- SOURCE INFORMATION
:::

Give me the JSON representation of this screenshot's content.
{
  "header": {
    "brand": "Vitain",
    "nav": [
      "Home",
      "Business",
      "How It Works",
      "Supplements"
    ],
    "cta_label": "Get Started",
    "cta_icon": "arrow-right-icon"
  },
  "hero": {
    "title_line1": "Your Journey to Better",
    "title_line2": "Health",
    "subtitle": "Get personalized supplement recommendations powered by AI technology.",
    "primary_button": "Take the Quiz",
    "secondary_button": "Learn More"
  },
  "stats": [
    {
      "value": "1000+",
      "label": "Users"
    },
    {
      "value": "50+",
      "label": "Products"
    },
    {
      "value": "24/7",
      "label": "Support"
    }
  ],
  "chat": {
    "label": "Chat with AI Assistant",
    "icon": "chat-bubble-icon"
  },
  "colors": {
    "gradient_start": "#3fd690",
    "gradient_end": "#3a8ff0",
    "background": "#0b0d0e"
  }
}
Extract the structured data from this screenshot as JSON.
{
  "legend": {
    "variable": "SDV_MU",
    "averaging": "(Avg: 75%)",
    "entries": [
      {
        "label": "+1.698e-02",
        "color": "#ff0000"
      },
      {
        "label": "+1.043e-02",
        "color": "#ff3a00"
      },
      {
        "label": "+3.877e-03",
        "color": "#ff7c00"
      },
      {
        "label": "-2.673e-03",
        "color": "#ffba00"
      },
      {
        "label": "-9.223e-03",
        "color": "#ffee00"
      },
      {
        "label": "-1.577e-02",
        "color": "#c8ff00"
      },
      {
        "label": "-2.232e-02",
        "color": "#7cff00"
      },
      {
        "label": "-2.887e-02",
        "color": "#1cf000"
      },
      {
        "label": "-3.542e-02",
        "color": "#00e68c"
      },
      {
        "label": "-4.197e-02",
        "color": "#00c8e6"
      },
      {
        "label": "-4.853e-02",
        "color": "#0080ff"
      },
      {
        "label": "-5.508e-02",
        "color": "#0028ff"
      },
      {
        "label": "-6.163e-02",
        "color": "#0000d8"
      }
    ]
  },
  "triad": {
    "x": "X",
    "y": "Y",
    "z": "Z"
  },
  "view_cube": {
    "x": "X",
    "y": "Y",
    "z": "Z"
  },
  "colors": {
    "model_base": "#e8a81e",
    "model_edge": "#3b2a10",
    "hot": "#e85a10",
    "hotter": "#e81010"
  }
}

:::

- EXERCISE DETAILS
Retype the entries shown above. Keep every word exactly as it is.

- RESULT BELOW
Give me the JSON representation of this screenshot's content.
{
  "header": {
    "brand": "Vitain",
    "nav": [
      "Home",
      "Business",
      "How It Works",
      "Supplements"
    ],
    "cta_label": "Get Started",
    "cta_icon": "arrow-right-icon"
  },
  "hero": {
    "title_line1": "Your Journey to Better",
    "title_line2": "Health",
    "subtitle": "Get personalized supplement recommendations powered by AI technology.",
    "primary_button": "Take the Quiz",
    "secondary_button": "Learn More"
  },
  "stats": [
    {
      "value": "1000+",
      "label": "Users"
    },
    {
      "value": "50+",
      "label": "Products"
    },
    {
      "value": "24/7",
      "label": "Support"
    }
  ],
  "chat": {
    "label": "Chat with AI Assistant",
    "icon": "chat-bubble-icon"
  },
  "colors": {
    "gradient_start": "#3fd690",
    "gradient_end": "#3a8ff0",
    "background": "#0b0d0e"
  }
}
Extract the structured data from this screenshot as JSON.
{
  "legend": {
    "variable": "SDV_MU",
    "averaging": "(Avg: 75%)",
    "entries": [
      {
        "label": "+1.698e-02",
        "color": "#ff0000"
      },
      {
        "label": "+1.043e-02",
        "color": "#ff3a00"
      },
      {
        "label": "+3.877e-03",
        "color": "#ff7c00"
      },
      {
        "label": "-2.673e-03",
        "color": "#ffba00"
      },
      {
        "label": "-9.223e-03",
        "color": "#ffee00"
      },
      {
        "label": "-1.577e-02",
        "color": "#c8ff00"
      },
      {
        "label": "-2.232e-02",
        "color": "#7cff00"
      },
      {
        "label": "-2.887e-02",
        "color": "#1cf000"
      },
      {
        "label": "-3.542e-02",
        "color": "#00e68c"
      },
      {
        "label": "-4.197e-02",
        "color": "#00c8e6"
      },
      {
        "label": "-4.853e-02",
        "color": "#0080ff"
      },
      {
        "label": "-5.508e-02",
        "color": "#0028ff"
      },
      {
        "label": "-6.163e-02",
        "color": "#0000d8"
      }
    ]
  },
  "triad": {
    "x": "X",
    "y": "Y",
    "z": "Z"
  },
  "view_cube": {
    "x": "X",
    "y": "Y",
    "z": "Z"
  },
  "colors": {
    "model_base": "#e8a81e",
    "model_edge": "#3b2a10",
    "hot": "#e85a10",
    "hotter": "#e81010"
  }
}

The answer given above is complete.